FROM my end of the food chain, there is a long way to go. The Campaign to Protect Rural England (CPRE) says that a higher percentage of supermarket sales should come from local food supplied within a 30-mile area.
In response, the Big Seven – Tesco, Asda, Morrisons, Sainsbury’s, Waitrose, Co-op and Marks & Spencer – insist they are doing everything in their power to seek out, sell and promote produce sourced locally. This might well be the case, but from where I’m shopping, they must try much harder to tell us about it.
When was the last time you went to the supermarket and fell over in the aisles at the choice of locally-produced fruit, vegetables, meat, bread, cheese and other goodies? When you walk through that door, you’re more likely to be hit by a wall of kitchen roll on two-for-one than a tempting display of carrots fresh from a farmer’s field up the road. If you’re a supermarket manager busily putting together a big push on local lamb this morning, forgive me. I swear though, the last time I noticed any kind of special local promotion in my usual store, it was at Christmas time. And it was for lemon curd.

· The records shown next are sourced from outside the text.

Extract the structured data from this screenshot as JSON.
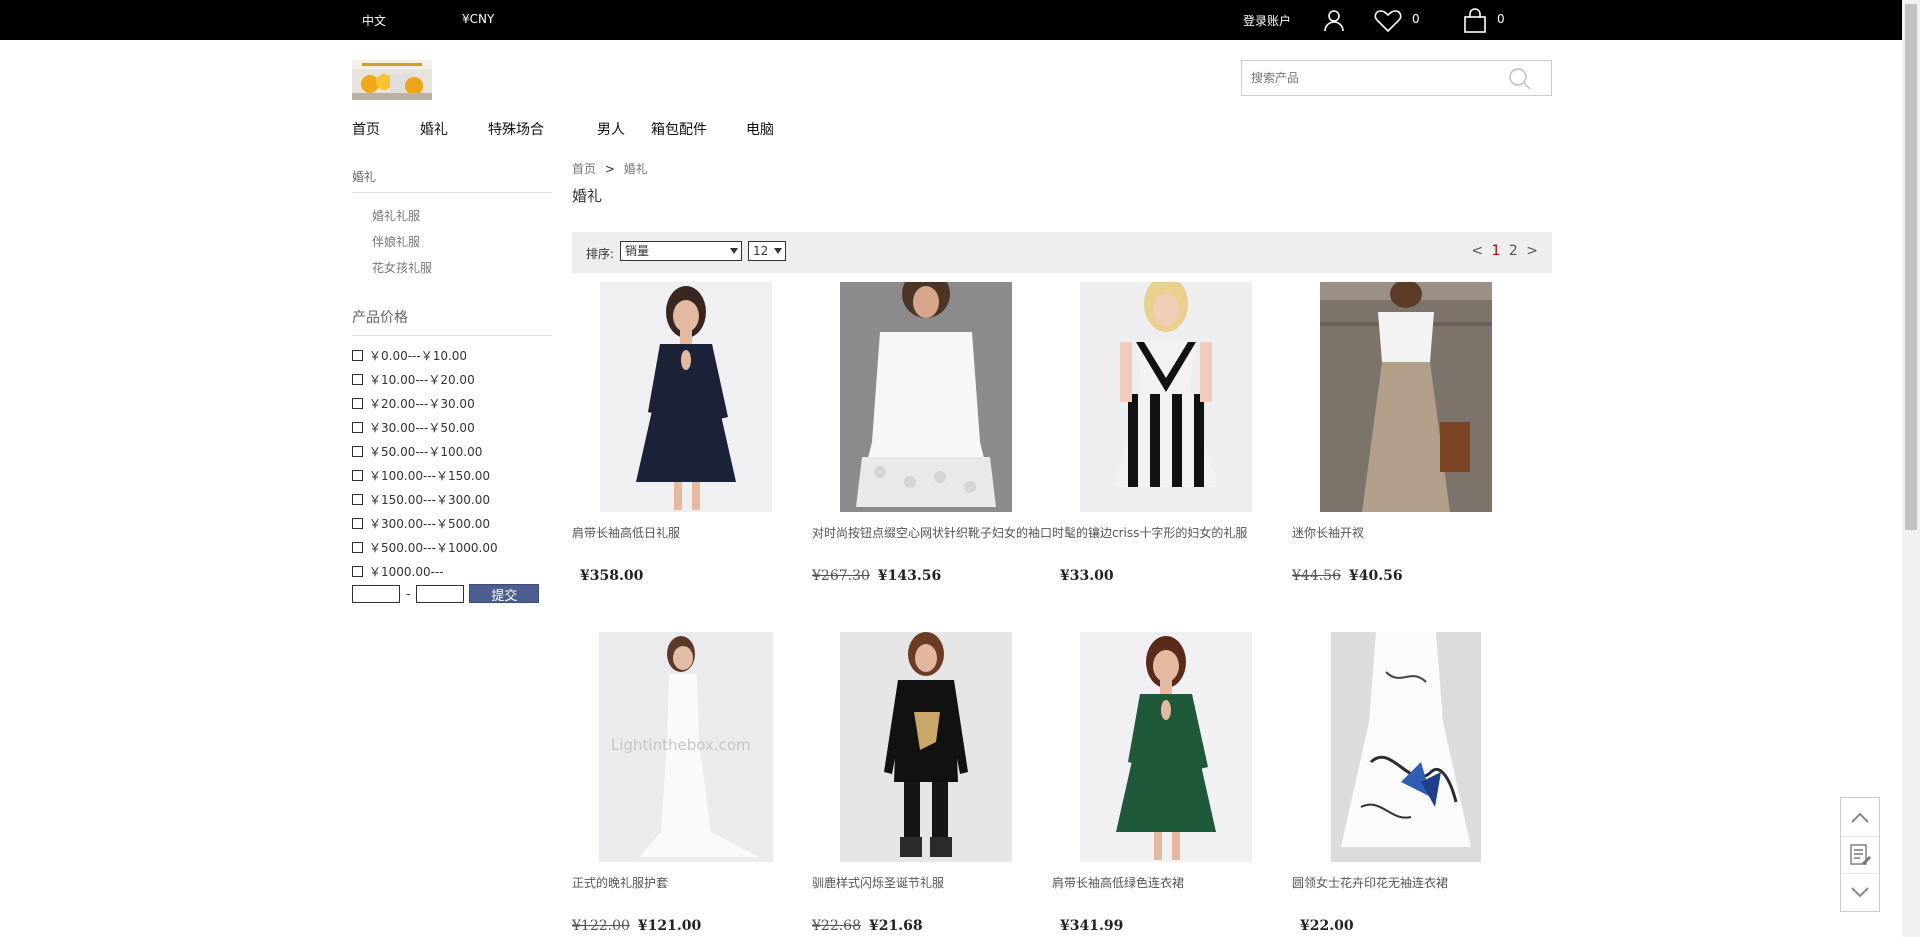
{
  "topbar": {
    "language": "中文",
    "currency": "¥CNY",
    "login": "登录账户",
    "wishlist_count": "0",
    "cart_count": "0"
  },
  "search": {
    "placeholder": "搜索产品"
  },
  "nav": [
    "首页",
    "婚礼",
    "特殊场合",
    "男人",
    "箱包配件",
    "电脑"
  ],
  "sidebar": {
    "category_title": "婚礼",
    "subcategories": [
      "婚礼礼服",
      "伴娘礼服",
      "花女孩礼服"
    ],
    "price_title": "产品价格",
    "price_ranges": [
      "￥0.00---￥10.00",
      "￥10.00---￥20.00",
      "￥20.00---￥30.00",
      "￥30.00---￥50.00",
      "￥50.00---￥100.00",
      "￥100.00---￥150.00",
      "￥150.00---￥300.00",
      "￥300.00---￥500.00",
      "￥500.00---￥1000.00",
      "￥1000.00---"
    ],
    "range_dash": "-",
    "submit_label": "提交"
  },
  "breadcrumb": {
    "home": "首页",
    "sep": ">",
    "current": "婚礼"
  },
  "page_title": "婚礼",
  "sortbar": {
    "label": "排序:",
    "sort_value": "销量",
    "page_size": "12",
    "prev": "<",
    "pages": [
      "1",
      "2"
    ],
    "current_page": "1",
    "next": ">"
  },
  "products": [
    {
      "name": "肩带长袖高低日礼服",
      "old_price": "",
      "price": "¥358.00",
      "image": "navy-dress"
    },
    {
      "name": "对时尚按钮点缀空心网状针织靴子妇女的袖口时髦的镶边criss十字形的妇女的礼服",
      "old_price": "¥267.30",
      "price": "¥143.56",
      "image": "white-lace-top"
    },
    {
      "name": "",
      "old_price": "",
      "price": "¥33.00",
      "image": "striped-dress"
    },
    {
      "name": "迷你长袖开衩",
      "old_price": "¥44.56",
      "price": "¥40.56",
      "image": "maxi-skirt"
    },
    {
      "name": "正式的晚礼服护套",
      "old_price": "¥122.00",
      "price": "¥121.00",
      "image": "white-gown"
    },
    {
      "name": "驯鹿样式闪烁圣诞节礼服",
      "old_price": "¥22.68",
      "price": "¥21.68",
      "image": "black-sweater"
    },
    {
      "name": "肩带长袖高低绿色连衣裙",
      "old_price": "",
      "price": "¥341.99",
      "image": "green-dress"
    },
    {
      "name": "圆领女士花卉印花无袖连衣裙",
      "old_price": "",
      "price": "¥22.00",
      "image": "butterfly-dress"
    }
  ],
  "colors": {
    "topbar": "#000000",
    "submit": "#4b5e8d",
    "current_page": "#c40000"
  }
}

Instead of being presented as a mainstream choice, too often local food is still regarded as strictly for the speciality aisle. It’s not that we’re disinterested in the provenance of what we eat; a recent poll by IGD, a grocery think-tank, found a growing demand for British food, especially among the young. Shoppers aged between 18 and 24 are now twice as likely to buy British than they were in 2007. No doubt the recent scandals in the food processing industry have made us think more carefully about what we put in our mouths.
That’s why there is no sustainable argument against local food. It’s just that too many of us think it’s not for the likes of us. “Local” has become synonymous with “expensive” and, ironically, “out-of-reach”.
We know it is desirable and good for us and the environment, but it has an image problem. For urban dwellers at least, “local food” has turned into a commodity which only foodies can afford to get excited about, while the rest of us rummage about in the BOGOFs and end-of-day reductions. It’s the fault not only of supermarkets, but TV chefs, over-inflated restaurant critics, and the kind of people who bang on about driving 15 miles to a farm shop, burning up the ozone layer, just so they can buy a bag of posh sausages to brag about at their barbecues.
Not that there is anything evil about farm shops, or farmers’ markets for that matter. The very opposite is true. These outlets provide a vital cog in our regional rural economy. The forward-thinking ones already do this, but it would be good if more reached out into the suburbs and towns, supplying other retailers, even opening their own branches.
What I say though is why can’t every market be a farmers’ market? We are so lucky in Yorkshire to have a market in almost every town and city. If only we asked, we might find that the butcher behind the counter knew the name of the pig he is now selling as pork steak. Yet how many of us are guilty of ignoring what smells so delicious right under our noses?
Supermarkets must definitely up their game, but if we want the local food we say we do, we’ve got to start thinking about what local really means. Shopping smart. Asking questions. Finding out where things come from. It’s not enough to tut at the Big Seven for not doing their bit. We have to become pro-active too.
And the great thing is, markets are democratic. Anyone, a pensioner with a bus pass, a student on their way to college, can call in.
No-one needs to make a special journey from one side of the county to the other. And of course, when people use markets, they thrive.
So much that is wrong with our town centres could be cured if only more people shopped in them.
Re-establishing those ancient trading links with local farmers and producers and shouting about it could divert much-needed trade back into town and contribute to retail regeneration. And it’s not just markets. Cafés and restaurants, which might have quietly been buying their goods and ingredients locally for years, would do well to remind their customers just what they are eating.
And don’t get me started on where school dinners come from. It’s enough to say that where possible, school cooks should find their ingredients locally. What better lesson to teach children about food than recognising the orchard where their apple pie started life? I know, I know, economies of scale and all that, but if supermarkets can start to get to grips with sourcing closer to home, school kitchens can too.
Local people deserve local food. Yes, there is a long way still to go, but every one of us should think about how we can become a link in that broken chain.